**EXCERPTED RECORDS**

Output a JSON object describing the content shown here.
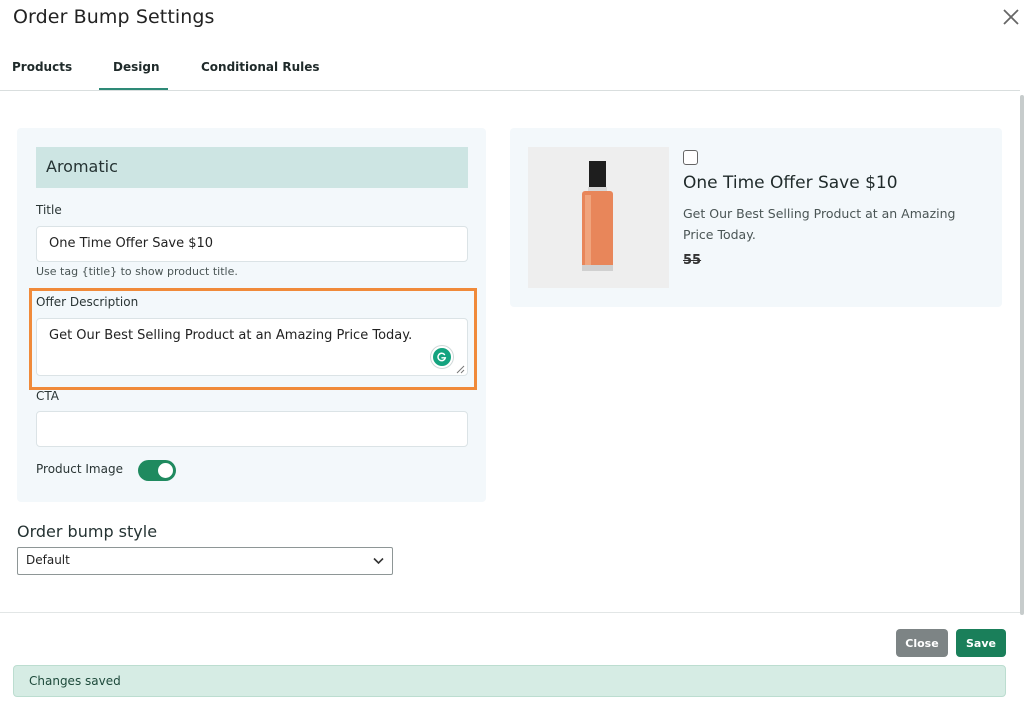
{
  "modal": {
    "title": "Order Bump Settings"
  },
  "tabs": [
    {
      "label": "Products"
    },
    {
      "label": "Design",
      "active": true
    },
    {
      "label": "Conditional Rules"
    }
  ],
  "form": {
    "section_title": "Aromatic",
    "title_label": "Title",
    "title_value": "One Time Offer Save $10",
    "title_hint": "Use tag {title} to show product title.",
    "offer_label": "Offer Description",
    "offer_value": "Get Our Best Selling Product at an Amazing Price Today.",
    "cta_label": "CTA",
    "cta_value": "",
    "product_image_label": "Product Image",
    "product_image_enabled": true
  },
  "style": {
    "label": "Order bump style",
    "selected": "Default"
  },
  "preview": {
    "title": "One Time Offer Save $10",
    "description": "Get Our Best Selling Product at an Amazing Price Today.",
    "price": "55"
  },
  "footer": {
    "close_label": "Close",
    "save_label": "Save"
  },
  "toast": {
    "message": "Changes saved"
  },
  "colors": {
    "accent": "#2e8a77",
    "toggle_on": "#1f8a5f",
    "highlight": "#f08a3a",
    "save_button": "#1a7f5a",
    "close_button": "#7d8485",
    "section_header": "#cde5e3",
    "panel_bg": "#f3f8fb",
    "toast_bg": "#d6ece4"
  },
  "icons": {
    "close": "close-icon",
    "chevron": "chevron-down-icon",
    "grammarly": "grammarly-icon",
    "resize": "resize-grip-icon"
  }
}
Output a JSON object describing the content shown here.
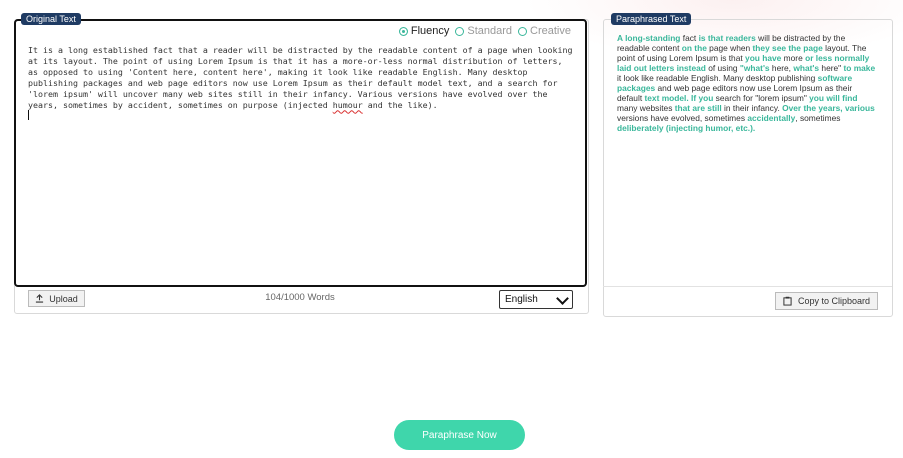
{
  "labels": {
    "original": "Original Text",
    "paraphrased": "Paraphrased Text"
  },
  "modes": [
    {
      "label": "Fluency",
      "active": true
    },
    {
      "label": "Standard",
      "active": false
    },
    {
      "label": "Creative",
      "active": false
    }
  ],
  "original_text": {
    "segments": [
      {
        "text": "It is a long established fact that a reader will be distracted by the readable content of a page when looking at its layout. The point of using Lorem Ipsum is that it has a more-or-less normal distribution of letters, as opposed to using 'Content here, content here', making it look like readable English. Many desktop publishing packages and web page editors now use Lorem Ipsum as their default model text, and a search for 'lorem ipsum' will uncover many web sites still in their infancy. Various versions have evolved over the years, sometimes by accident, sometimes on purpose (injected "
      },
      {
        "text": "humour",
        "misspelled": true
      },
      {
        "text": " and the like)."
      }
    ]
  },
  "toolbar": {
    "upload_label": "Upload",
    "word_count": "104/1000 Words",
    "language": "English",
    "copy_label": "Copy to Clipboard",
    "paraphrase_label": "Paraphrase Now"
  },
  "paraphrased_text": {
    "segments": [
      {
        "text": "A long-standing",
        "hl": true
      },
      {
        "text": " fact "
      },
      {
        "text": "is that readers",
        "hl": true
      },
      {
        "text": " will be distracted by the readable content "
      },
      {
        "text": "on the",
        "hl": true
      },
      {
        "text": " page when "
      },
      {
        "text": "they see the page",
        "hl": true
      },
      {
        "text": " layout. The point of using Lorem Ipsum is that "
      },
      {
        "text": "you have",
        "hl": true
      },
      {
        "text": " more "
      },
      {
        "text": "or less normally laid out letters instead",
        "hl": true
      },
      {
        "text": " of using "
      },
      {
        "text": "\"what's",
        "hl": true
      },
      {
        "text": " here, "
      },
      {
        "text": "what's",
        "hl": true
      },
      {
        "text": " here\" "
      },
      {
        "text": "to make",
        "hl": true
      },
      {
        "text": " it look like readable English. Many desktop publishing "
      },
      {
        "text": "software packages",
        "hl": true
      },
      {
        "text": " and web page editors now use Lorem Ipsum as their default "
      },
      {
        "text": "text model. If you",
        "hl": true
      },
      {
        "text": " search for \"lorem ipsum\" "
      },
      {
        "text": "you will find",
        "hl": true
      },
      {
        "text": " many websites "
      },
      {
        "text": "that are still",
        "hl": true
      },
      {
        "text": " in their infancy. "
      },
      {
        "text": "Over the years, various",
        "hl": true
      },
      {
        "text": " versions have evolved, sometimes "
      },
      {
        "text": "accidentally",
        "hl": true
      },
      {
        "text": ", sometimes "
      },
      {
        "text": "deliberately (injecting humor, etc.).",
        "hl": true
      }
    ]
  },
  "colors": {
    "accent": "#3ab79b",
    "button": "#3fd6ab",
    "label_bg": "#1f3b63"
  }
}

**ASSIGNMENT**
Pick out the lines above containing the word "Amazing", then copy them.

**OUTPUT OF THE EXERCISE**
    "offer_value": "Get Our Best Selling Product at an Amazing Price Today.",
    "description": "Get Our Best Selling Product at an Amazing Price Today.",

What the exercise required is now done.